BEGIN
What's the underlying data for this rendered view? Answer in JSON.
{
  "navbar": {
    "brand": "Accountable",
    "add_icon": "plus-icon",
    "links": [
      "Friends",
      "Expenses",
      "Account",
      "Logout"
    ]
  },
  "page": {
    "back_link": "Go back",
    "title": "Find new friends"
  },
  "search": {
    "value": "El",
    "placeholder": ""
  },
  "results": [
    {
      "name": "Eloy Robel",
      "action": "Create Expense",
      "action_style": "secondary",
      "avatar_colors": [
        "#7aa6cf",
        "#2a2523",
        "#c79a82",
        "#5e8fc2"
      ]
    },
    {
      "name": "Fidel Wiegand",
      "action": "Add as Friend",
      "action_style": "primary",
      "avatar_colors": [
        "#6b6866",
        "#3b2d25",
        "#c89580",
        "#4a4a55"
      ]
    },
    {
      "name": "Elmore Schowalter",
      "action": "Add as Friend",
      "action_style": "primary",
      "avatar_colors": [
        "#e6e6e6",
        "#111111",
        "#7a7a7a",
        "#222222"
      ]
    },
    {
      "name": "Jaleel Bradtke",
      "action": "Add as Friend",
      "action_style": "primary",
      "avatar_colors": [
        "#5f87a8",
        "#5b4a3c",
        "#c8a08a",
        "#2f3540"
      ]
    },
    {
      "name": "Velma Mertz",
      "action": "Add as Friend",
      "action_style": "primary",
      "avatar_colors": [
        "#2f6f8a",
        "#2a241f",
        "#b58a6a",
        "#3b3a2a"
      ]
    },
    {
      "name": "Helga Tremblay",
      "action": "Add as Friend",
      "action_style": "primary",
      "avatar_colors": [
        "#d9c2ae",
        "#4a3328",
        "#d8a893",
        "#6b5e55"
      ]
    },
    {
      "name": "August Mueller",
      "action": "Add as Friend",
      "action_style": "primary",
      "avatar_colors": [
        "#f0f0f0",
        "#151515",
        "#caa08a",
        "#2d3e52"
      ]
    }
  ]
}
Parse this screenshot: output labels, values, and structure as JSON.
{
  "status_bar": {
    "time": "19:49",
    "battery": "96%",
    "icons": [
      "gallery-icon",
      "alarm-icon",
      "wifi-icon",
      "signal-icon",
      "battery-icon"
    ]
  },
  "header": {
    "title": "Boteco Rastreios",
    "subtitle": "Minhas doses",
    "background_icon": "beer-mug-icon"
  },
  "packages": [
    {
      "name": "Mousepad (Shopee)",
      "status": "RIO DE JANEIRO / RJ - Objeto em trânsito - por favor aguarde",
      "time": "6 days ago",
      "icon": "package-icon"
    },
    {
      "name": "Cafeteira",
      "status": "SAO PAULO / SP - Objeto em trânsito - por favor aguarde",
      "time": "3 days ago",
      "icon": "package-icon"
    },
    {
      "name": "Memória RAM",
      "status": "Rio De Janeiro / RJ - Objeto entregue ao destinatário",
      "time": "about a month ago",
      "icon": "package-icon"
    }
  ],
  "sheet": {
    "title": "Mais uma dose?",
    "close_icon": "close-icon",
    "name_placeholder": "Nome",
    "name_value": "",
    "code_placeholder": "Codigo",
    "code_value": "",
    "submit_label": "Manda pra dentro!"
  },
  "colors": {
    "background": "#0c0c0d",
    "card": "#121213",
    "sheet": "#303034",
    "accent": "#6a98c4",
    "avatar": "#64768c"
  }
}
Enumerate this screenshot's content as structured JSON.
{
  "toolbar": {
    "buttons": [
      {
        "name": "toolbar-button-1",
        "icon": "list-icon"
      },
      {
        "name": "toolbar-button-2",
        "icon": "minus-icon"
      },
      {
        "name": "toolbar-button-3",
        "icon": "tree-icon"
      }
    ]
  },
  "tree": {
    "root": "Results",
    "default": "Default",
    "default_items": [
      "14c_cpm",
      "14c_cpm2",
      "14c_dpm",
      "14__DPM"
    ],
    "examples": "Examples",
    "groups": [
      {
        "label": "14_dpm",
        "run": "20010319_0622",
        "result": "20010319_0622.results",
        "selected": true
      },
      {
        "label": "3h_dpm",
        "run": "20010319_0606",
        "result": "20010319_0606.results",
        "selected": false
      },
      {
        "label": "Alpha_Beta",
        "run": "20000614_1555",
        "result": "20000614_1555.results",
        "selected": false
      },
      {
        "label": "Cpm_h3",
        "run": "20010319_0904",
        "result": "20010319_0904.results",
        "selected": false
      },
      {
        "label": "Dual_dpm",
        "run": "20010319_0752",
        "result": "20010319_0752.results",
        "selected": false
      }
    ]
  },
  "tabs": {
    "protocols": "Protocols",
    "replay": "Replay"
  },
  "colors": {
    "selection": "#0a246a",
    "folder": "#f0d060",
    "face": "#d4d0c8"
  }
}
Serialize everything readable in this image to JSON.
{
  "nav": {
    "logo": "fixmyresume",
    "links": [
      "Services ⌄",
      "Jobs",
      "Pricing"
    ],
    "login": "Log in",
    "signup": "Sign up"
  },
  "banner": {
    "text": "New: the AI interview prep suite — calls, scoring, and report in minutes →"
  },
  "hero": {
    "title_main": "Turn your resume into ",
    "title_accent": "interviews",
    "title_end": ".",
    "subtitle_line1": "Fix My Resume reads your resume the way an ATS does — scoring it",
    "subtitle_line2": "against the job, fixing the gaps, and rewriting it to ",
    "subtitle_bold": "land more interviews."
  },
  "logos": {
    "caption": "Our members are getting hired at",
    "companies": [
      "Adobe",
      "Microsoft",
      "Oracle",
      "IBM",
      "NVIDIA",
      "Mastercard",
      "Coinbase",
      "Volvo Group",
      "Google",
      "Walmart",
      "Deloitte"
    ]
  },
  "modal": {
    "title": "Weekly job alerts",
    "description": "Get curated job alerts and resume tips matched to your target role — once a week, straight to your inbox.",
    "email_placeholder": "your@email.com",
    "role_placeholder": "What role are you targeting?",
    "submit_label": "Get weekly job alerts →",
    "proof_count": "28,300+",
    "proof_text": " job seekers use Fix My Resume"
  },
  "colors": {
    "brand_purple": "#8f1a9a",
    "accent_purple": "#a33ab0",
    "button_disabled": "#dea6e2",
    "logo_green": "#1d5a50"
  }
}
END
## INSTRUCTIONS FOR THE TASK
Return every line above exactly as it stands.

## PROBLEM SOLUTION
What's the underlying data for this rendered view? Answer in JSON.
{
  "navbar": {
    "brand": "Accountable",
    "add_icon": "plus-icon",
    "links": [
      "Friends",
      "Expenses",
      "Account",
      "Logout"
    ]
  },
  "page": {
    "back_link": "Go back",
    "title": "Find new friends"
  },
  "search": {
    "value": "El",
    "placeholder": ""
  },
  "results": [
    {
      "name": "Eloy Robel",
      "action": "Create Expense",
      "action_style": "secondary",
      "avatar_colors": [
        "#7aa6cf",
        "#2a2523",
        "#c79a82",
        "#5e8fc2"
      ]
    },
    {
      "name": "Fidel Wiegand",
      "action": "Add as Friend",
      "action_style": "primary",
      "avatar_colors": [
        "#6b6866",
        "#3b2d25",
        "#c89580",
        "#4a4a55"
      ]
    },
    {
      "name": "Elmore Schowalter",
      "action": "Add as Friend",
      "action_style": "primary",
      "avatar_colors": [
        "#e6e6e6",
        "#111111",
        "#7a7a7a",
        "#222222"
      ]
    },
    {
      "name": "Jaleel Bradtke",
      "action": "Add as Friend",
      "action_style": "primary",
      "avatar_colors": [
        "#5f87a8",
        "#5b4a3c",
        "#c8a08a",
        "#2f3540"
      ]
    },
    {
      "name": "Velma Mertz",
      "action": "Add as Friend",
      "action_style": "primary",
      "avatar_colors": [
        "#2f6f8a",
        "#2a241f",
        "#b58a6a",
        "#3b3a2a"
      ]
    },
    {
      "name": "Helga Tremblay",
      "action": "Add as Friend",
      "action_style": "primary",
      "avatar_colors": [
        "#d9c2ae",
        "#4a3328",
        "#d8a893",
        "#6b5e55"
      ]
    },
    {
      "name": "August Mueller",
      "action": "Add as Friend",
      "action_style": "primary",
      "avatar_colors": [
        "#f0f0f0",
        "#151515",
        "#caa08a",
        "#2d3e52"
      ]
    }
  ]
}
Parse this screenshot: output labels, values, and structure as JSON.
{
  "status_bar": {
    "time": "19:49",
    "battery": "96%",
    "icons": [
      "gallery-icon",
      "alarm-icon",
      "wifi-icon",
      "signal-icon",
      "battery-icon"
    ]
  },
  "header": {
    "title": "Boteco Rastreios",
    "subtitle": "Minhas doses",
    "background_icon": "beer-mug-icon"
  },
  "packages": [
    {
      "name": "Mousepad (Shopee)",
      "status": "RIO DE JANEIRO / RJ - Objeto em trânsito - por favor aguarde",
      "time": "6 days ago",
      "icon": "package-icon"
    },
    {
      "name": "Cafeteira",
      "status": "SAO PAULO / SP - Objeto em trânsito - por favor aguarde",
      "time": "3 days ago",
      "icon": "package-icon"
    },
    {
      "name": "Memória RAM",
      "status": "Rio De Janeiro / RJ - Objeto entregue ao destinatário",
      "time": "about a month ago",
      "icon": "package-icon"
    }
  ],
  "sheet": {
    "title": "Mais uma dose?",
    "close_icon": "close-icon",
    "name_placeholder": "Nome",
    "name_value": "",
    "code_placeholder": "Codigo",
    "code_value": "",
    "submit_label": "Manda pra dentro!"
  },
  "colors": {
    "background": "#0c0c0d",
    "card": "#121213",
    "sheet": "#303034",
    "accent": "#6a98c4",
    "avatar": "#64768c"
  }
}
Enumerate this screenshot's content as structured JSON.
{
  "toolbar": {
    "buttons": [
      {
        "name": "toolbar-button-1",
        "icon": "list-icon"
      },
      {
        "name": "toolbar-button-2",
        "icon": "minus-icon"
      },
      {
        "name": "toolbar-button-3",
        "icon": "tree-icon"
      }
    ]
  },
  "tree": {
    "root": "Results",
    "default": "Default",
    "default_items": [
      "14c_cpm",
      "14c_cpm2",
      "14c_dpm",
      "14__DPM"
    ],
    "examples": "Examples",
    "groups": [
      {
        "label": "14_dpm",
        "run": "20010319_0622",
        "result": "20010319_0622.results",
        "selected": true
      },
      {
        "label": "3h_dpm",
        "run": "20010319_0606",
        "result": "20010319_0606.results",
        "selected": false
      },
      {
        "label": "Alpha_Beta",
        "run": "20000614_1555",
        "result": "20000614_1555.results",
        "selected": false
      },
      {
        "label": "Cpm_h3",
        "run": "20010319_0904",
        "result": "20010319_0904.results",
        "selected": false
      },
      {
        "label": "Dual_dpm",
        "run": "20010319_0752",
        "result": "20010319_0752.results",
        "selected": false
      }
    ]
  },
  "tabs": {
    "protocols": "Protocols",
    "replay": "Replay"
  },
  "colors": {
    "selection": "#0a246a",
    "folder": "#f0d060",
    "face": "#d4d0c8"
  }
}
Serialize everything readable in this image to JSON.
{
  "nav": {
    "logo": "fixmyresume",
    "links": [
      "Services ⌄",
      "Jobs",
      "Pricing"
    ],
    "login": "Log in",
    "signup": "Sign up"
  },
  "banner": {
    "text": "New: the AI interview prep suite — calls, scoring, and report in minutes →"
  },
  "hero": {
    "title_main": "Turn your resume into ",
    "title_accent": "interviews",
    "title_end": ".",
    "subtitle_line1": "Fix My Resume reads your resume the way an ATS does — scoring it",
    "subtitle_line2": "against the job, fixing the gaps, and rewriting it to ",
    "subtitle_bold": "land more interviews."
  },
  "logos": {
    "caption": "Our members are getting hired at",
    "companies": [
      "Adobe",
      "Microsoft",
      "Oracle",
      "IBM",
      "NVIDIA",
      "Mastercard",
      "Coinbase",
      "Volvo Group",
      "Google",
      "Walmart",
      "Deloitte"
    ]
  },
  "modal": {
    "title": "Weekly job alerts",
    "description": "Get curated job alerts and resume tips matched to your target role — once a week, straight to your inbox.",
    "email_placeholder": "your@email.com",
    "role_placeholder": "What role are you targeting?",
    "submit_label": "Get weekly job alerts →",
    "proof_count": "28,300+",
    "proof_text": " job seekers use Fix My Resume"
  },
  "colors": {
    "brand_purple": "#8f1a9a",
    "accent_purple": "#a33ab0",
    "button_disabled": "#dea6e2",
    "logo_green": "#1d5a50"
  }
}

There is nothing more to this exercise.